Task instructions: Every entry below must be copied exactly, with nothing left out.

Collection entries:
_ _ _ _ _
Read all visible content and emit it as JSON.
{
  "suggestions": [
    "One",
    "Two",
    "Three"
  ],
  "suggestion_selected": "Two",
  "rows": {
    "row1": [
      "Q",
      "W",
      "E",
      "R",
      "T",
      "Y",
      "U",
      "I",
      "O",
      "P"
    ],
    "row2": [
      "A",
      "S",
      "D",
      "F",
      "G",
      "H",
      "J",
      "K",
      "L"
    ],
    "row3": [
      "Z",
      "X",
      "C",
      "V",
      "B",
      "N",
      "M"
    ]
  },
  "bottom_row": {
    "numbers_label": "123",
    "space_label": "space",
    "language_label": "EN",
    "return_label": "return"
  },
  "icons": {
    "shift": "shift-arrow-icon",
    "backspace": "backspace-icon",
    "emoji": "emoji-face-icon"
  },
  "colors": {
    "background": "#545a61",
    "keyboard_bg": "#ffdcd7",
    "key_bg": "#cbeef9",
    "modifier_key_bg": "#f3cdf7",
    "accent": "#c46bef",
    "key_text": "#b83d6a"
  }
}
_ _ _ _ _
Written answer:
Read all visible content and emit it as JSON.
{
  "suggestions": [
    "One",
    "Two",
    "Three"
  ],
  "suggestion_selected": "Two",
  "rows": {
    "row1": [
      "Q",
      "W",
      "E",
      "R",
      "T",
      "Y",
      "U",
      "I",
      "O",
      "P"
    ],
    "row2": [
      "A",
      "S",
      "D",
      "F",
      "G",
      "H",
      "J",
      "K",
      "L"
    ],
    "row3": [
      "Z",
      "X",
      "C",
      "V",
      "B",
      "N",
      "M"
    ]
  },
  "bottom_row": {
    "numbers_label": "123",
    "space_label": "space",
    "language_label": "EN",
    "return_label": "return"
  },
  "icons": {
    "shift": "shift-arrow-icon",
    "backspace": "backspace-icon",
    "emoji": "emoji-face-icon"
  },
  "colors": {
    "background": "#545a61",
    "keyboard_bg": "#ffdcd7",
    "key_bg": "#cbeef9",
    "modifier_key_bg": "#f3cdf7",
    "accent": "#c46bef",
    "key_text": "#b83d6a"
  }
}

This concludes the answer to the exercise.